WHAT IS REQUIRED >>
Scan the lines below for the string "VoiceView". Reply with how many match, and no other words.

EXERCISE MATERIAL >>

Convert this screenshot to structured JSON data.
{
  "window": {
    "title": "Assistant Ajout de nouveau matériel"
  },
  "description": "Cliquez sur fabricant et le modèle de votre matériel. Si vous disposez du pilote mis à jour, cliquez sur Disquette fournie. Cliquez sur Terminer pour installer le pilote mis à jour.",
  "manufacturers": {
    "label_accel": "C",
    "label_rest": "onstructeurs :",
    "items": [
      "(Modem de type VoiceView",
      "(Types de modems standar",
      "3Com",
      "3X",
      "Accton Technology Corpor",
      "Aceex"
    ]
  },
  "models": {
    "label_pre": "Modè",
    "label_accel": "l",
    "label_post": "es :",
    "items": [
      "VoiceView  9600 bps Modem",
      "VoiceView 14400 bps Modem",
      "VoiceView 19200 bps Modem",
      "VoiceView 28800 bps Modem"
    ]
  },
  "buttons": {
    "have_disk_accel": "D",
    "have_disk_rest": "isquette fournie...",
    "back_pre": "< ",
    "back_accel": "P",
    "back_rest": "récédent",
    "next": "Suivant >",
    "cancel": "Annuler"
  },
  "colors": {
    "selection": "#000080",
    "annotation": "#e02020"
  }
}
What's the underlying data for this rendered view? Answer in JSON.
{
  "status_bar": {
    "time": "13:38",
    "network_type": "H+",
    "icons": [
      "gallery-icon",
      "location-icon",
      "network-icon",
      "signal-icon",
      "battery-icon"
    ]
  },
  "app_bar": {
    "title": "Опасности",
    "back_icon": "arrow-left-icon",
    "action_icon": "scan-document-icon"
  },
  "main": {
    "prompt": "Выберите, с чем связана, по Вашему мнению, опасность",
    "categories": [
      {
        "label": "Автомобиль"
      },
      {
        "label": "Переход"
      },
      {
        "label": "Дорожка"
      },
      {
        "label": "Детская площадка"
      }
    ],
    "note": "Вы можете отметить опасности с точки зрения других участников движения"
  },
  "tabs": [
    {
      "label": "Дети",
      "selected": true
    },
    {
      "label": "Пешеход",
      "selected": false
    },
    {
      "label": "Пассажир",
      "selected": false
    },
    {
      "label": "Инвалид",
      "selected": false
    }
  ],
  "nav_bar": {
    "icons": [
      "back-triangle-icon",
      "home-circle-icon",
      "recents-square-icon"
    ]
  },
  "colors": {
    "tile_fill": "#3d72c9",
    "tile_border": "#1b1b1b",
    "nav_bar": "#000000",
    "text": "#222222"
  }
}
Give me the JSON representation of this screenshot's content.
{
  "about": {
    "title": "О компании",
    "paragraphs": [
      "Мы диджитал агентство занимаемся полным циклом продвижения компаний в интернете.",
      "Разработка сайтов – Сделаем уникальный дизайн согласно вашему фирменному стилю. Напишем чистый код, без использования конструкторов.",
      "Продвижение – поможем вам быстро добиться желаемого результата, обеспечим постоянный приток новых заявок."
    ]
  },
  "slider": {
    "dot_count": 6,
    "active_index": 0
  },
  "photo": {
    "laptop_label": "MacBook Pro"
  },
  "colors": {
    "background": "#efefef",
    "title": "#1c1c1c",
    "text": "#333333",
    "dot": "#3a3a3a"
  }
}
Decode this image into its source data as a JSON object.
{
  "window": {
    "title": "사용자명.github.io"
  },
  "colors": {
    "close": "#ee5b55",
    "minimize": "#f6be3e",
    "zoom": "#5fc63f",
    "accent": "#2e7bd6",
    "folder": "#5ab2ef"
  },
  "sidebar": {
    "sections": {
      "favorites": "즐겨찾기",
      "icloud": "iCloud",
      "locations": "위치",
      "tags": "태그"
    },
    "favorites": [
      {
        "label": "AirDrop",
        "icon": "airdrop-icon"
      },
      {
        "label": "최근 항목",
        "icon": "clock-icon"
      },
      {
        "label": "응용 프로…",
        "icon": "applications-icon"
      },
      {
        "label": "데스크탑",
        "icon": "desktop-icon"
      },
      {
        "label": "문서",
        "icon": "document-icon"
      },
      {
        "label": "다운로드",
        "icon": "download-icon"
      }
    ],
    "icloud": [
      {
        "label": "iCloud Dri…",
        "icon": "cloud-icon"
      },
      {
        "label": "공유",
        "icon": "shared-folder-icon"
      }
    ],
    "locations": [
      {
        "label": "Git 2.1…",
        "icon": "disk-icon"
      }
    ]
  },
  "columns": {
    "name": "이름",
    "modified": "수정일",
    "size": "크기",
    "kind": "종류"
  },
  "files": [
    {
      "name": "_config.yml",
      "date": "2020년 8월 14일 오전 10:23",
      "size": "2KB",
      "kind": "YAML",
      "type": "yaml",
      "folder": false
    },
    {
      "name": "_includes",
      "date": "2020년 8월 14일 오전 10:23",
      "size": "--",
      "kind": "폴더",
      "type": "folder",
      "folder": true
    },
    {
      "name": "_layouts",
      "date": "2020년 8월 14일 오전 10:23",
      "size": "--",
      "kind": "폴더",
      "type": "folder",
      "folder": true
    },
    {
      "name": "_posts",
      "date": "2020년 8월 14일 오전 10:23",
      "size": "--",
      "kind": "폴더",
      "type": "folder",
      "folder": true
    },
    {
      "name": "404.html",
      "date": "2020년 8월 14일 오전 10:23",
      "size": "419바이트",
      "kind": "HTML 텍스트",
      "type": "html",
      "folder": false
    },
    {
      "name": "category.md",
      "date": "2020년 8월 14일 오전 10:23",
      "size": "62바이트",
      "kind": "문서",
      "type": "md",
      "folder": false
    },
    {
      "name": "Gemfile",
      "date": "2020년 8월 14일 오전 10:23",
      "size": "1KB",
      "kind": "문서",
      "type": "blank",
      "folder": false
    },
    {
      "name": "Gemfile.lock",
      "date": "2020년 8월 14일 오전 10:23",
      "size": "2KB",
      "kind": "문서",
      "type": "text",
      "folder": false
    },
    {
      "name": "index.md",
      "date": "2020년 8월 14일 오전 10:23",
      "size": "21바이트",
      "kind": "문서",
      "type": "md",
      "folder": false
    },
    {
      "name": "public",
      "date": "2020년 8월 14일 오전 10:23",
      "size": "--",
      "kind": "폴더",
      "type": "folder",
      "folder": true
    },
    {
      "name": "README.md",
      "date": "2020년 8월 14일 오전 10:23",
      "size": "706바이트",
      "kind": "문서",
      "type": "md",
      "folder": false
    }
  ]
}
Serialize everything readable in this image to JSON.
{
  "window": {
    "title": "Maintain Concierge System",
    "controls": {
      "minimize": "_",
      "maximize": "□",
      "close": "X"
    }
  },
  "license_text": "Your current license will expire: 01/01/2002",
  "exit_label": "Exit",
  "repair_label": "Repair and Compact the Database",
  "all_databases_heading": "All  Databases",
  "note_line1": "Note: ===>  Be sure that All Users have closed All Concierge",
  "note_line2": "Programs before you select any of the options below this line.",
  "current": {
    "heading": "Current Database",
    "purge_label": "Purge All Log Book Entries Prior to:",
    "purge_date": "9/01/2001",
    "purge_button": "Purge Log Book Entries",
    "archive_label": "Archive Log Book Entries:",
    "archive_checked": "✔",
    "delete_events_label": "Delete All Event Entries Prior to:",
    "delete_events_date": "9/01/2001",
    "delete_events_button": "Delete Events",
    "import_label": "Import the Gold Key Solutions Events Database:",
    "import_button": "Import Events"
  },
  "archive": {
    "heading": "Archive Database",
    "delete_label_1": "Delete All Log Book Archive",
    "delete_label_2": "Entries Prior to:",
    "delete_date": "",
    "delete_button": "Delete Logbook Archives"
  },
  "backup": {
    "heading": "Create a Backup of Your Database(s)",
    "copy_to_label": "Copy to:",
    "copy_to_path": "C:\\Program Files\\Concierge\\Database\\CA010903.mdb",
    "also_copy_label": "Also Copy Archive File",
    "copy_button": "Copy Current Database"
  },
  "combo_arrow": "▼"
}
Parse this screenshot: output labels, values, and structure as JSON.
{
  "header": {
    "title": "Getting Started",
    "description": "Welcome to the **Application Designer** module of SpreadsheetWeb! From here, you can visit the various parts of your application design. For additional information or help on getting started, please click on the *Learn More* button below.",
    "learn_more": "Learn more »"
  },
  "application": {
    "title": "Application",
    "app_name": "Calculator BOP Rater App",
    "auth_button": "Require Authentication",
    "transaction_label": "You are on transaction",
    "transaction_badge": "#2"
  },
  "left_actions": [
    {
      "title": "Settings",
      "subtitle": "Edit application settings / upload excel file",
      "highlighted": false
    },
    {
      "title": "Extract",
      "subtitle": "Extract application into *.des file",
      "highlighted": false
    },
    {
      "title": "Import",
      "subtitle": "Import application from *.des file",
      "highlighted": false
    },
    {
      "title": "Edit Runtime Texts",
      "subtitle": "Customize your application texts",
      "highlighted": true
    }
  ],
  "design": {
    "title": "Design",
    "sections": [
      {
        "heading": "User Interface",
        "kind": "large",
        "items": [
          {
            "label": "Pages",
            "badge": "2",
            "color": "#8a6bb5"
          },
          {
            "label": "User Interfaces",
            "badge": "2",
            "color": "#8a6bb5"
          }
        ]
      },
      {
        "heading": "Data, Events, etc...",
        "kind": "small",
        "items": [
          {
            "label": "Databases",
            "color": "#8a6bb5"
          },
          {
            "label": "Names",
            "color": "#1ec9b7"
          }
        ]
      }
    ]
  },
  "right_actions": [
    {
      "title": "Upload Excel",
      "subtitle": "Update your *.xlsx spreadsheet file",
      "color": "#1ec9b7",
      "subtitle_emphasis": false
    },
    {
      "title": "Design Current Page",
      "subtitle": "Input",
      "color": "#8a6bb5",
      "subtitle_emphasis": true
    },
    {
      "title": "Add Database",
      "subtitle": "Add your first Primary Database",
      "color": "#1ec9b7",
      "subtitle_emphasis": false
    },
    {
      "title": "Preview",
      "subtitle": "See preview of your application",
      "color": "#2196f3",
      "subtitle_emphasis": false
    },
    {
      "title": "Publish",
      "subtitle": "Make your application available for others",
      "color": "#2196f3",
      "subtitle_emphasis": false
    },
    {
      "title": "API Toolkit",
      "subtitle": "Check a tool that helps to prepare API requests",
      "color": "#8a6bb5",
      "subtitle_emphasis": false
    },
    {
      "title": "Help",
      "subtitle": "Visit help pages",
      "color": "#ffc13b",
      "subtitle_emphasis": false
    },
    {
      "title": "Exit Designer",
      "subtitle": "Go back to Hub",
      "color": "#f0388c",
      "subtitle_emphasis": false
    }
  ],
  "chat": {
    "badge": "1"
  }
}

ANSWER TO THE EXERCISE >>
5